So I'm calling on private insurance companies right now, at this critical moment: Don't hide behind the fine print and technicality. Do your job. Keep your commitments to your communities that you insure. Do the right thing and pay your policy holders what you owe them to cover the cost of temporary housing in the midst of a natural disaster. Help those in need.
That's what all of us need to do. That's what we're trying to do. FEMA has pushed out $77 million to the people of Louisiana so far—individuals.
My message to the people of the Gulf Coast, who I'm going to visit tomorrow: We are here for you. And we're making sure the response and recovery is equitable so that those hit hardest get the resources they need and are not left behind.
Whether you're a homeowner, a renter, a parent, a small-business owner—no matter who you are—if you live in the affected area, please visit disasterassistance.gov. Go online, and visit disasterassistance.gov to find help now. That's disasterassistance.gov. Or call 1-800-621-FEMA—F-E-M-A; 1-800-621-FEMA—F-E-M-A. That's 1-800-621-3362. There's help you can qualify for right away.
I've talked—I've tasked my Senior Adviser, Cedric Richmond, New Orleans neighbor and former Congressman from Louisiana's Second District for 10 years, to lead this relief effort. He knows the area. He knows the people. He knows how to get things done. And he knows they get things done when local, State, and Federal level are all working together alongside the private sector. The people of Louisiana and Mississippi are resilient and resourceful. We're going to stand with you for as long as it takes to recover and allow you to rebuild.
And to the country: The past few days of Hurricane Ida and the wildfires in the West and the unprecedented flash floods in New York and New Jersey is yet another reminder that these extreme storms and the climate crisis are here. We need to do—be much better prepared. We need to act.

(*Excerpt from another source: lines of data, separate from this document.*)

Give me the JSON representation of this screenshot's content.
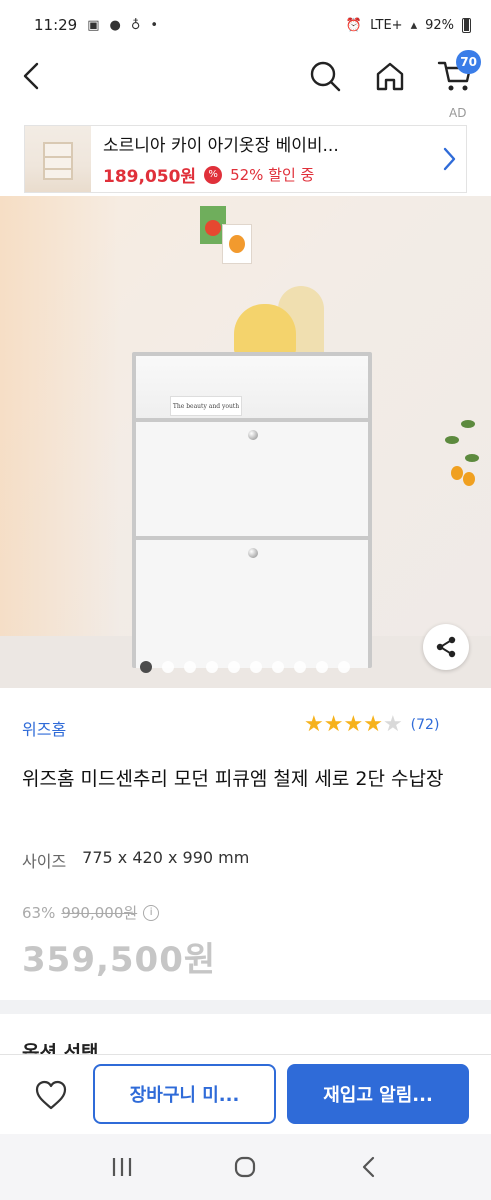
{
  "status_bar": {
    "time": "11:29",
    "network": "LTE+",
    "battery": "92%"
  },
  "header": {
    "cart_count": "70"
  },
  "ad": {
    "tag": "AD",
    "title": "소르니아 카이 아기옷장 베이비...",
    "price": "189,050원",
    "discount_icon": "%",
    "discount": "52% 할인 중"
  },
  "product_image": {
    "book_text": "The beauty and youth",
    "dot_count": 10,
    "active_dot": 0
  },
  "product": {
    "brand": "위즈홈",
    "rating": 4,
    "rating_max": 5,
    "review_count": "(72)",
    "title": "위즈홈 미드센추리 모던 피큐엠 철제 세로 2단 수납장",
    "size_label": "사이즈",
    "size_value": "775 x 420 x 990 mm",
    "discount_rate": "63%",
    "original_price": "990,000원",
    "info_icon": "i",
    "sale_price": "359,500원"
  },
  "options": {
    "title": "옵션 선택"
  },
  "actions": {
    "cart_button": "장바구니 미...",
    "restock_button": "재입고 알림..."
  },
  "colors": {
    "accent": "#2f6bd8",
    "sale_red": "#e0303a",
    "star": "#f6b21b"
  }
}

When Congress returns this month, I'm going to press for their action on my Build Back Better plan that's going to make historic investments in electrical infrastructure, modernizing our roads, bridges, our water systems, sewer and drainage systems, electric grids and transmission lines, and make them more resilient to these superstorms and wildfires and floods that are going to happen with increasing frequency and ferocity.
We're reminded that this isn't about politics. Hurricane Ida didn't care if you were a Democrat or a Republican, rural or urban. This destruction is everywhere. And it's a matter of life and death, and we're all in this together.
This is one of the great challenges of our time, but I'm confident we'll meet it. We're the United States of America. And there is simply nothing—you've heard me say it before—nothing beyond our capacity when we work together.
So, for all those who are still in harm's way, of all those struggling to deal with the aftermath of these storms and fires, I say: God bless you. Keep the faith. Everyone working day and night to look out for their fellow Americans is what this is about. And we're going to get this done.
NOTE: The President spoke at 12:09 p.m. in the South Court Auditorium of the Dwight D. Eisenhower Executive Office Building. In his remarks, he referred to Eli Nathaniel Babb and Layton R. Ellison, linemen for Pike Electric under contract with Alabama Power, who were electrocuted during power restoration work in Adger, AL, on August 31; and White House Director of Public Engagement Cedric L. Richmond.
* White House correction.
Joseph R. Biden, Remarks on Hurricane Ida Recovery Efforts Online by Gerhard Peters and John T. Woolley, The American Presidency Project https://www.presidency.ucsb.edu/node/352120